Sheffield MP welcomes victory for anti-heather burning campaigners, but calls for more work to restore peatlands
The Government has announced new legislation which will prevent heather burning on peatlands, following a campaign by environmental groups and a Sheffield MP.
The controversial practice of burning heather-covered moorland has long been critized for releasing millions of tonnes of CO2 into the atmosphere, damaging biodiversity and increasing the threat of flooding - with many Yorkshire campaigners blaming it for recent increased flooding in the region.
Earlier this year Sheffield Hallam MP Olivia Blake, whose constituency contains areas of moorland in the Peak District National Park, secured a debate on the issue in Parliament.
She has now welcomed new regulations which prevent the burning of any specified vegetation on areas of deep peat on a Site of Special Scientific Interest (SSSI) that is also a Special Area of Conservation (SAC) or a Special Protection Area (SPA) unless a licence has been granted or the land is steep or rocky.
Following the announcement, Ms Blake said: “This is a hugely welcome victory for campaigners who have been pushing the government on this for years now.
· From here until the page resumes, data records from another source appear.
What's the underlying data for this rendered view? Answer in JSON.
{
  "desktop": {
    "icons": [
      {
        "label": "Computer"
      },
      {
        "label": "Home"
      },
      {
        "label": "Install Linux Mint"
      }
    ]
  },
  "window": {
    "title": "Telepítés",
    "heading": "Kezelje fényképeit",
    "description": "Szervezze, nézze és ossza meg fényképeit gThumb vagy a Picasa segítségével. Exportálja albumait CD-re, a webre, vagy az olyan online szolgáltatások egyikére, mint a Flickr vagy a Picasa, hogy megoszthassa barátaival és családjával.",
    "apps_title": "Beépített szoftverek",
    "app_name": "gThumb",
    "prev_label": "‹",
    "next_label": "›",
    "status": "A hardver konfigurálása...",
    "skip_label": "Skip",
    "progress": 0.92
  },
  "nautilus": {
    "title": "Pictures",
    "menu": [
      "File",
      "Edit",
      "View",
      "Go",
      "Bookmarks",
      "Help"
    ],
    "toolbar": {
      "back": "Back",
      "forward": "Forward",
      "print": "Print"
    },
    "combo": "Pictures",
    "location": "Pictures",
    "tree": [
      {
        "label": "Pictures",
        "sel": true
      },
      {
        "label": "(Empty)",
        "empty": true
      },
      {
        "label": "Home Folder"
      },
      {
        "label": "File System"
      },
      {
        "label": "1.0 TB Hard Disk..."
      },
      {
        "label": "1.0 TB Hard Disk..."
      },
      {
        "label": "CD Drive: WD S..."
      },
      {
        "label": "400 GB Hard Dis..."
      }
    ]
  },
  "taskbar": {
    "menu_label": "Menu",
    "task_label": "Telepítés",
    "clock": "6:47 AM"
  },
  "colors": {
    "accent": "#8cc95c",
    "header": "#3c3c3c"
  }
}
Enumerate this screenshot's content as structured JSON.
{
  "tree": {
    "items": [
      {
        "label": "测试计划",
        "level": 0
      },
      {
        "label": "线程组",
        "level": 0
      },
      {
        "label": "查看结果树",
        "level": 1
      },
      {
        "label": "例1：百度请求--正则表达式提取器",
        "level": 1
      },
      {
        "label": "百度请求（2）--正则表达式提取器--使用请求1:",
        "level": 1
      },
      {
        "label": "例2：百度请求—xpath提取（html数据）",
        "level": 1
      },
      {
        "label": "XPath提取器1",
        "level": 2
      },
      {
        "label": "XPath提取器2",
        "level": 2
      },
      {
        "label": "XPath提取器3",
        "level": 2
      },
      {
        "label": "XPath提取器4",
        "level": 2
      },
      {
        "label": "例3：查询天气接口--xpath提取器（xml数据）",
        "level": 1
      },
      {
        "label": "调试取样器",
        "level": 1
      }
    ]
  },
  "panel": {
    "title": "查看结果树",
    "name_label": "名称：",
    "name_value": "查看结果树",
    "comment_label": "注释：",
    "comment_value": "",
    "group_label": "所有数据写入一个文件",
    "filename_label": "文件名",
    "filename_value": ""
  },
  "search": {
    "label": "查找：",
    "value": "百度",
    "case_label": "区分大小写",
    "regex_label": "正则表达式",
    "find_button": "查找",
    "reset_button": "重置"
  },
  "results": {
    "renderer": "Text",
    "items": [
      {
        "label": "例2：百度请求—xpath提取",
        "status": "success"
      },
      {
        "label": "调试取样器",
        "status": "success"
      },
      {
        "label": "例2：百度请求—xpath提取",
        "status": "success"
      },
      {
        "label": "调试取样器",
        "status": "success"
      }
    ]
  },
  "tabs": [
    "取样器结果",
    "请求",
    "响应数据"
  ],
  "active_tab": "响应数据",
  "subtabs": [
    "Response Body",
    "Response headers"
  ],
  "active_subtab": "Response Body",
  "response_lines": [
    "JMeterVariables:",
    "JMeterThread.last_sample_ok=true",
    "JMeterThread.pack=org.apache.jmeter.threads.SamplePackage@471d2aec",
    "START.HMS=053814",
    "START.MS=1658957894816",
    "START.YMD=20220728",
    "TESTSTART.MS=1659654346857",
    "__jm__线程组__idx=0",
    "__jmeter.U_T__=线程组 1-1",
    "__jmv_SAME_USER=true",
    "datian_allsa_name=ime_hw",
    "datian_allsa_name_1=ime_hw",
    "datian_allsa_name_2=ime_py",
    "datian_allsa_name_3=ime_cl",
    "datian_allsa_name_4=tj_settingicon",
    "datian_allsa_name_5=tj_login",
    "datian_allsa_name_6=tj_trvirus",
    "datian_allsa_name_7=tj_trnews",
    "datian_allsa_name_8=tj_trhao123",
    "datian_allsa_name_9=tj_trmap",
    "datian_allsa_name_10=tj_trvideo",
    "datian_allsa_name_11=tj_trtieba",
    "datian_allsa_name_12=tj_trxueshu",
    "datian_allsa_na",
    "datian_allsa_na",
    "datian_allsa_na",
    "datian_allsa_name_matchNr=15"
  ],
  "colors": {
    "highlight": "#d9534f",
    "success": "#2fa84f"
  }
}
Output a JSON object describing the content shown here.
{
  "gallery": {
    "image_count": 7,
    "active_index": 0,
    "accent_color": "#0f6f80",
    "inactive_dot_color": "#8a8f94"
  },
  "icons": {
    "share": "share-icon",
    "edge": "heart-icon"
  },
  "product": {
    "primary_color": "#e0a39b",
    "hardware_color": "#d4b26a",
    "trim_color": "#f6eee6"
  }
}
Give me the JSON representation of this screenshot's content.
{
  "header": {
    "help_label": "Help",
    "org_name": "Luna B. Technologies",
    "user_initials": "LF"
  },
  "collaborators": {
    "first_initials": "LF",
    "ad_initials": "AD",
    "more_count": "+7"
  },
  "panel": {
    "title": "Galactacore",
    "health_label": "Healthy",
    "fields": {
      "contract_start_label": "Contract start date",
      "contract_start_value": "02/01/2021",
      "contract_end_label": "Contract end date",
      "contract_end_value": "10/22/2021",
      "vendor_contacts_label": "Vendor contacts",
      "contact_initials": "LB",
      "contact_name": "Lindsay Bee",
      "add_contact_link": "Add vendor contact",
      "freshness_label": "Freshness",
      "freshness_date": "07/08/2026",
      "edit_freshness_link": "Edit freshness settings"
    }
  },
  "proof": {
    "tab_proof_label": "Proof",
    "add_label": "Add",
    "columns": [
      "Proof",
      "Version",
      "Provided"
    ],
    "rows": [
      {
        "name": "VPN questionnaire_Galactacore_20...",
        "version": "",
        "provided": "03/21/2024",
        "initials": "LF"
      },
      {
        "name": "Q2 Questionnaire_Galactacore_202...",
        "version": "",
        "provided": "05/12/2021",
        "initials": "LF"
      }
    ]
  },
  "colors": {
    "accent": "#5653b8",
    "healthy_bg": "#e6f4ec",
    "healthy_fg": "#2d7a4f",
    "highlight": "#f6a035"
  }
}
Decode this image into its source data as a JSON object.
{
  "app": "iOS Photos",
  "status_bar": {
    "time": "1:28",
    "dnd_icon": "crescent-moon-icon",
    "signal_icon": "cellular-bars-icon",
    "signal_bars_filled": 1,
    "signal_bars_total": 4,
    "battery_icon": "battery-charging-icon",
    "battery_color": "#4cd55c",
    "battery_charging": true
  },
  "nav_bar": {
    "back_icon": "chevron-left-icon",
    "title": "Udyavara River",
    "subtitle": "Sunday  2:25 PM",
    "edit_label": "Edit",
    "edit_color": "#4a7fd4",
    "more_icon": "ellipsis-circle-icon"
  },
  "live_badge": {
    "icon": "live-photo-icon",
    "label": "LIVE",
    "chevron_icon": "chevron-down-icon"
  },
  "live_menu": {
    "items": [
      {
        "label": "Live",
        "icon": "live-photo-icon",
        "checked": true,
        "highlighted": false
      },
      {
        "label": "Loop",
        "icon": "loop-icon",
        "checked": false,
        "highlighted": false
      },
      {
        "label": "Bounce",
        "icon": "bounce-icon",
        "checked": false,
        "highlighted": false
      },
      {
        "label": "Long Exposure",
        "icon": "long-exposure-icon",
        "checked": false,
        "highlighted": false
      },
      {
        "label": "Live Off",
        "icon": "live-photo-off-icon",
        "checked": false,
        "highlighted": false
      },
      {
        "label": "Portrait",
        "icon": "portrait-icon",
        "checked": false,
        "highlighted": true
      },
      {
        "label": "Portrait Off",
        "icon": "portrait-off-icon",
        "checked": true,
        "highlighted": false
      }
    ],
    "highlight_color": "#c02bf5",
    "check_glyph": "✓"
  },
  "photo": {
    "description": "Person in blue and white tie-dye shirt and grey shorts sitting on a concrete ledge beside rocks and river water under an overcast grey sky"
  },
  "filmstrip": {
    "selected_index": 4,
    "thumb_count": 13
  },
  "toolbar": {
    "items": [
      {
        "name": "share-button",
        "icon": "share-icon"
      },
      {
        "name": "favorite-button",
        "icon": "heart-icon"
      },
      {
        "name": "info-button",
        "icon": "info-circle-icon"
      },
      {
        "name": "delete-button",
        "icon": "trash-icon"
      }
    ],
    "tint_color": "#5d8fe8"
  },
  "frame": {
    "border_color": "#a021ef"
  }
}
It is a positive step that Ministers have finally recognised that a ban is necessary, rather than the voluntary agreements which they have favoured in the past.
“However proposing the legislation is just the first step. It is vital that we look at the detail, to see how much peatland this new legislation will protect, in what circumstances peatlands will still be allowed to be burnt, and what the actual environmental impact will be.
"I have already submitted a number of questions to the Minister to try and get clarity on this.
“Banning heather burning is also only part of the picture. The government must do more to restore our peatlands. I have asked the Government several times when we can expect their long-awaited strategy for peatland restoration and I will continue to hold them to account on this.
“One thing is clear: the climate and nature emergency demands action. We urgently need a strategy for our peatlands that will lock CO2 in the ground, protect biodiversity, and help restore this precious natural resource."
Heather burning is a traditional tool used by gamekeepers as part of grouse moor management and can aid the controversial sport of grouse shooting, which some argue supports rural economies in areas like the Peak District.